BLAIR: Williams did look disappointed in the press conference just following the match, but many commentators jumped on the fact that she didn't seem all that remorseful. On Sunday, the day after the match, she issued a statement acknowledging that she handled the situation poorly. It wasn't until today that she apologized to the lineswoman, to Kim Clijsters and to her own fans.
Ms. SALLY JENKINS (Sports Writer, The Washington Post): Let's face it, abuse of an umpire is just about the cardinal sin in any sport.
BLAIR: Sally Jenkins is a sports writer for The Washington Post. She says one reason there's been such a vehement reaction to Serena Williams' outburst is because tennis seems like such a genteel sport.
Ms. JENKINS: Because, I mean, I've seen far worse on NBA courts, I mean, my gosh. It's funny because tennis is such a hushed sport and, you know, it's a culture of silence and stillness, in a way, between the points. And so when you do have an explosion like that it just seems louder somehow.

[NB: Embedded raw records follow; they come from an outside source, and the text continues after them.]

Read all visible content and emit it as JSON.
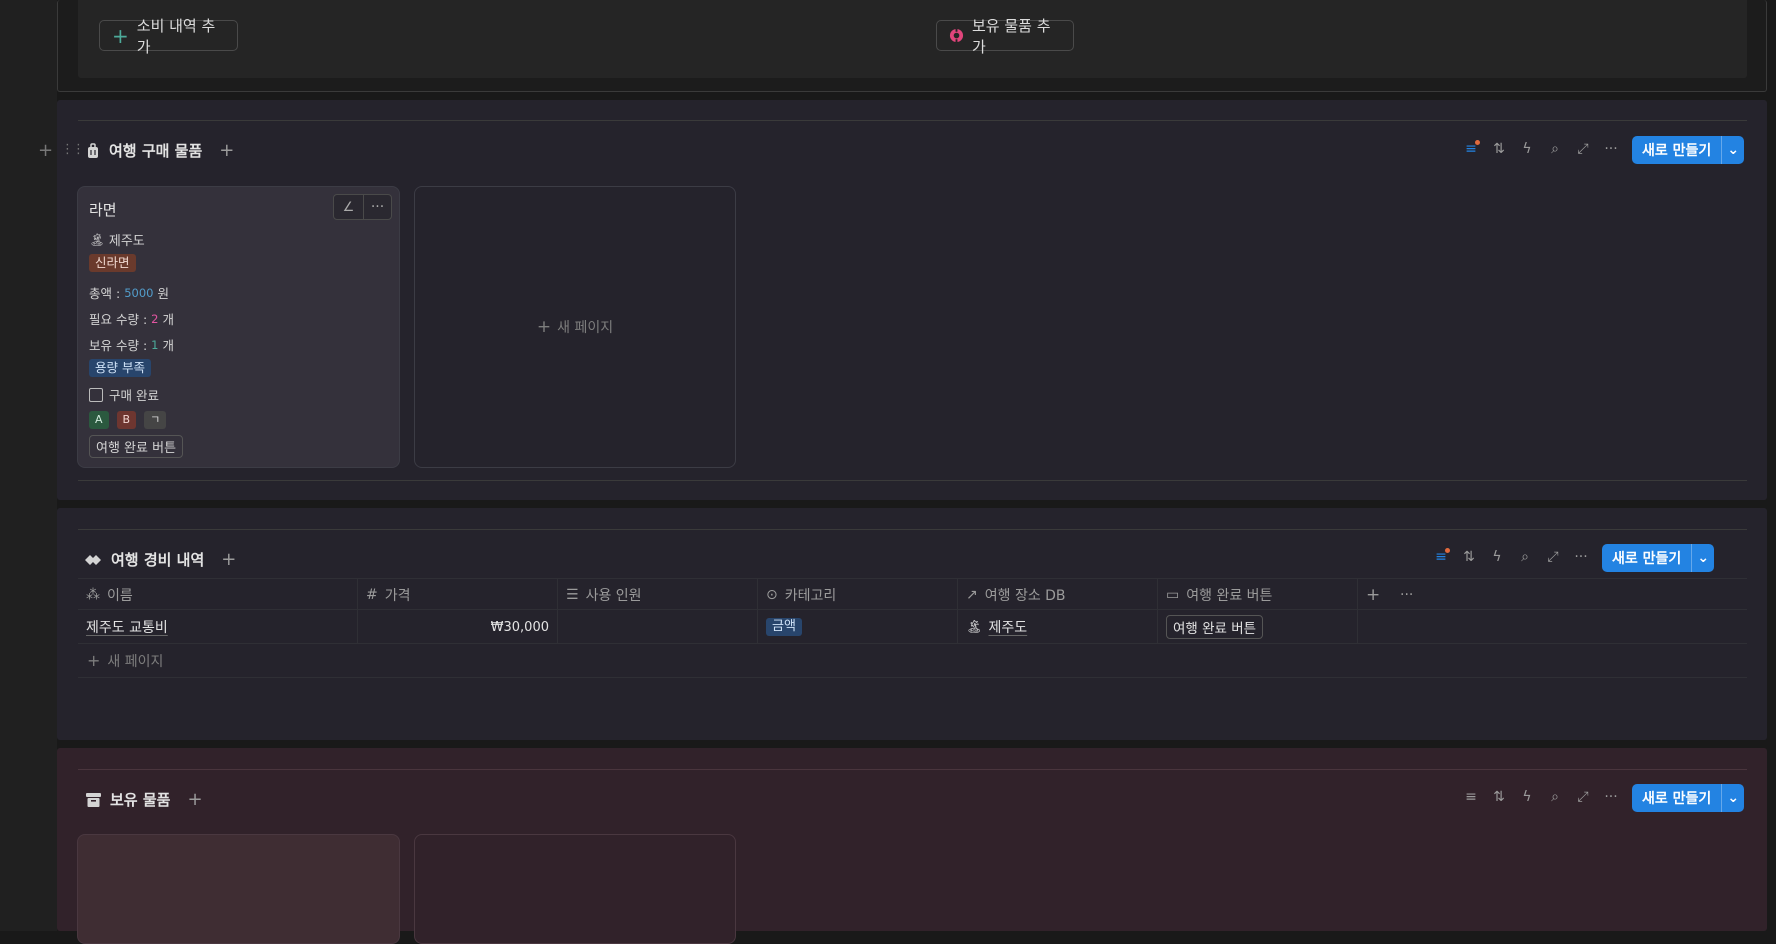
{
  "top_buttons": {
    "add_expense": "소비 내역 추가",
    "add_owned": "보유 물품 추가"
  },
  "purchase_section": {
    "title": "여행 구매 물품",
    "new_button": "새로 만들기",
    "card": {
      "title": "라면",
      "place": "제주도",
      "brand_tag": "신라면",
      "total_label": "총액 :",
      "total_value": "5000",
      "total_unit": "원",
      "need_label": "필요 수량 :",
      "need_value": "2",
      "need_unit": "개",
      "have_label": "보유 수량 :",
      "have_value": "1",
      "have_unit": "개",
      "status_tag": "용량 부족",
      "checkbox_label": "구매 완료",
      "small_tags": [
        "A",
        "B",
        "ㄱ"
      ],
      "done_button": "여행 완료 버튼"
    },
    "new_page_label": "새 페이지"
  },
  "expense_section": {
    "title": "여행 경비 내역",
    "new_button": "새로 만들기",
    "columns": [
      "이름",
      "가격",
      "사용 인원",
      "카테고리",
      "여행 장소 DB",
      "여행 완료 버튼"
    ],
    "rows": [
      {
        "name": "제주도 교통비",
        "price": "₩30,000",
        "people": "",
        "category": "금액",
        "place": "제주도",
        "button": "여행 완료 버튼"
      }
    ],
    "new_page_label": "새 페이지"
  },
  "owned_section": {
    "title": "보유 물품",
    "new_button": "새로 만들기"
  },
  "colors": {
    "accent": "#2383e2",
    "brand_tag_bg": "#6a3a2c",
    "status_tag_bg": "#28456c",
    "category_tag_bg": "#28456c",
    "tag_a_bg": "#2b593f",
    "tag_b_bg": "#6e3630",
    "tag_c_bg": "#454545"
  }
}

BLAIR: But Sally Jenkins does not think that will have a negative impact on Serena Williams' career.
Ms. JENKINS: It's a black eye. She'll put a beef steak on it and the swelling will go down in about a week.
BLAIR: Maybe not even that long. Today, she and her doubles partner and sister, Venus Williams, won the U.S. Open Women's Doubles.
Elizabeth Blair, NPR News.